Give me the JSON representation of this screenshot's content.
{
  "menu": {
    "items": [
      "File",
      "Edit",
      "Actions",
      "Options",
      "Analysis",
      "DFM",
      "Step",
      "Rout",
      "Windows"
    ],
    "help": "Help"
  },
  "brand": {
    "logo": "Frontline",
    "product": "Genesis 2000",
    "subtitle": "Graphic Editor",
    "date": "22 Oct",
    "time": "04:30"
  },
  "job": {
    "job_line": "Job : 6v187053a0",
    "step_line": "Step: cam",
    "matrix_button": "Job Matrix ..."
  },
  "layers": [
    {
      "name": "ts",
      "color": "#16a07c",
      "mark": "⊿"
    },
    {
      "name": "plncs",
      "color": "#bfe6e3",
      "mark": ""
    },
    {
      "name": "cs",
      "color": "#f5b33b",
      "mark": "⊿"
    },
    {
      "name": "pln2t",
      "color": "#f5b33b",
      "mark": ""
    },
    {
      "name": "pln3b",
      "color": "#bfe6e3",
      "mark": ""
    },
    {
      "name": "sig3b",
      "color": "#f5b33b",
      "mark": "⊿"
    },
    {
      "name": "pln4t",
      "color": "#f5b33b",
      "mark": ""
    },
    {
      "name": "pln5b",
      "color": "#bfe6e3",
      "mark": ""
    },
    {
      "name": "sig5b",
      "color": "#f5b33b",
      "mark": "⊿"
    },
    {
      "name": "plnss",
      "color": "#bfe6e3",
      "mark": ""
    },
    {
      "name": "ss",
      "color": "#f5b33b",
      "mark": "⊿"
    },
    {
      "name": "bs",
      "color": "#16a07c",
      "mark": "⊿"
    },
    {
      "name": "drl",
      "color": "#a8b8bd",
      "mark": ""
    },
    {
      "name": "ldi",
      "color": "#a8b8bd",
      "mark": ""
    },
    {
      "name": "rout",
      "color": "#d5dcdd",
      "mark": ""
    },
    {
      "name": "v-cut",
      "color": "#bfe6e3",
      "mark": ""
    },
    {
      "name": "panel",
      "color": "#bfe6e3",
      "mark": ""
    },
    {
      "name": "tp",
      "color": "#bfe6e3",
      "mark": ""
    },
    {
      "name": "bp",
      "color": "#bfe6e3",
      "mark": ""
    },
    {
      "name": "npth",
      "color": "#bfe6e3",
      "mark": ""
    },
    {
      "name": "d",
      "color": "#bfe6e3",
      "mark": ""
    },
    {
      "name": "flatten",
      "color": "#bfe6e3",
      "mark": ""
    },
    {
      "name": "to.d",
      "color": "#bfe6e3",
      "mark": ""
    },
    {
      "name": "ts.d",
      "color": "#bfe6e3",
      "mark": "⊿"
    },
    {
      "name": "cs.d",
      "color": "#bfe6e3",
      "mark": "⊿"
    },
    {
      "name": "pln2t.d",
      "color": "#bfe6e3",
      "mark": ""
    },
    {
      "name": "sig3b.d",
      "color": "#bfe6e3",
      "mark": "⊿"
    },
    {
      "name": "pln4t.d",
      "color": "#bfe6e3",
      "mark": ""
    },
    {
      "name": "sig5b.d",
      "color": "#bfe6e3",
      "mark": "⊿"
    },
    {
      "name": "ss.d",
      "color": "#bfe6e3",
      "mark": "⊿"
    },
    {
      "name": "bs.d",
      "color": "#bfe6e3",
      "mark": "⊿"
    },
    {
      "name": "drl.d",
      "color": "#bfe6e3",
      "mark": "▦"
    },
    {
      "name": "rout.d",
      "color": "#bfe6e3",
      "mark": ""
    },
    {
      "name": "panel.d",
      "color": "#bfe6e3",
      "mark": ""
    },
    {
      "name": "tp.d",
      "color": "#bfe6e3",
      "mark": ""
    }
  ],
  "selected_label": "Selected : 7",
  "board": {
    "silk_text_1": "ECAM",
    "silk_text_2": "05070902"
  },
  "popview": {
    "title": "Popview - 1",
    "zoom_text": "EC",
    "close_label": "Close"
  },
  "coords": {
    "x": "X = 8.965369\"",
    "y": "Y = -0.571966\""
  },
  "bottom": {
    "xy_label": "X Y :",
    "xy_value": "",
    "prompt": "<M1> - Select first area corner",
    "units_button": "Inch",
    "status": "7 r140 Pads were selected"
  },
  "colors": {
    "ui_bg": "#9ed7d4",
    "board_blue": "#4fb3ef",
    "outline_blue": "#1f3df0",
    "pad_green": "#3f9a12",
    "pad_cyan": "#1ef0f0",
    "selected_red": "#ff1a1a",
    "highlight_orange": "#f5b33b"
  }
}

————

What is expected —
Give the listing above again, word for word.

The completed task —
Give me the JSON representation of this screenshot's content.
{
  "menu": {
    "items": [
      "File",
      "Edit",
      "Actions",
      "Options",
      "Analysis",
      "DFM",
      "Step",
      "Rout",
      "Windows"
    ],
    "help": "Help"
  },
  "brand": {
    "logo": "Frontline",
    "product": "Genesis 2000",
    "subtitle": "Graphic Editor",
    "date": "22 Oct",
    "time": "04:30"
  },
  "job": {
    "job_line": "Job : 6v187053a0",
    "step_line": "Step: cam",
    "matrix_button": "Job Matrix ..."
  },
  "layers": [
    {
      "name": "ts",
      "color": "#16a07c",
      "mark": "⊿"
    },
    {
      "name": "plncs",
      "color": "#bfe6e3",
      "mark": ""
    },
    {
      "name": "cs",
      "color": "#f5b33b",
      "mark": "⊿"
    },
    {
      "name": "pln2t",
      "color": "#f5b33b",
      "mark": ""
    },
    {
      "name": "pln3b",
      "color": "#bfe6e3",
      "mark": ""
    },
    {
      "name": "sig3b",
      "color": "#f5b33b",
      "mark": "⊿"
    },
    {
      "name": "pln4t",
      "color": "#f5b33b",
      "mark": ""
    },
    {
      "name": "pln5b",
      "color": "#bfe6e3",
      "mark": ""
    },
    {
      "name": "sig5b",
      "color": "#f5b33b",
      "mark": "⊿"
    },
    {
      "name": "plnss",
      "color": "#bfe6e3",
      "mark": ""
    },
    {
      "name": "ss",
      "color": "#f5b33b",
      "mark": "⊿"
    },
    {
      "name": "bs",
      "color": "#16a07c",
      "mark": "⊿"
    },
    {
      "name": "drl",
      "color": "#a8b8bd",
      "mark": ""
    },
    {
      "name": "ldi",
      "color": "#a8b8bd",
      "mark": ""
    },
    {
      "name": "rout",
      "color": "#d5dcdd",
      "mark": ""
    },
    {
      "name": "v-cut",
      "color": "#bfe6e3",
      "mark": ""
    },
    {
      "name": "panel",
      "color": "#bfe6e3",
      "mark": ""
    },
    {
      "name": "tp",
      "color": "#bfe6e3",
      "mark": ""
    },
    {
      "name": "bp",
      "color": "#bfe6e3",
      "mark": ""
    },
    {
      "name": "npth",
      "color": "#bfe6e3",
      "mark": ""
    },
    {
      "name": "d",
      "color": "#bfe6e3",
      "mark": ""
    },
    {
      "name": "flatten",
      "color": "#bfe6e3",
      "mark": ""
    },
    {
      "name": "to.d",
      "color": "#bfe6e3",
      "mark": ""
    },
    {
      "name": "ts.d",
      "color": "#bfe6e3",
      "mark": "⊿"
    },
    {
      "name": "cs.d",
      "color": "#bfe6e3",
      "mark": "⊿"
    },
    {
      "name": "pln2t.d",
      "color": "#bfe6e3",
      "mark": ""
    },
    {
      "name": "sig3b.d",
      "color": "#bfe6e3",
      "mark": "⊿"
    },
    {
      "name": "pln4t.d",
      "color": "#bfe6e3",
      "mark": ""
    },
    {
      "name": "sig5b.d",
      "color": "#bfe6e3",
      "mark": "⊿"
    },
    {
      "name": "ss.d",
      "color": "#bfe6e3",
      "mark": "⊿"
    },
    {
      "name": "bs.d",
      "color": "#bfe6e3",
      "mark": "⊿"
    },
    {
      "name": "drl.d",
      "color": "#bfe6e3",
      "mark": "▦"
    },
    {
      "name": "rout.d",
      "color": "#bfe6e3",
      "mark": ""
    },
    {
      "name": "panel.d",
      "color": "#bfe6e3",
      "mark": ""
    },
    {
      "name": "tp.d",
      "color": "#bfe6e3",
      "mark": ""
    }
  ],
  "selected_label": "Selected : 7",
  "board": {
    "silk_text_1": "ECAM",
    "silk_text_2": "05070902"
  },
  "popview": {
    "title": "Popview - 1",
    "zoom_text": "EC",
    "close_label": "Close"
  },
  "coords": {
    "x": "X = 8.965369\"",
    "y": "Y = -0.571966\""
  },
  "bottom": {
    "xy_label": "X Y :",
    "xy_value": "",
    "prompt": "<M1> - Select first area corner",
    "units_button": "Inch",
    "status": "7 r140 Pads were selected"
  },
  "colors": {
    "ui_bg": "#9ed7d4",
    "board_blue": "#4fb3ef",
    "outline_blue": "#1f3df0",
    "pad_green": "#3f9a12",
    "pad_cyan": "#1ef0f0",
    "selected_red": "#ff1a1a",
    "highlight_orange": "#f5b33b"
  }
}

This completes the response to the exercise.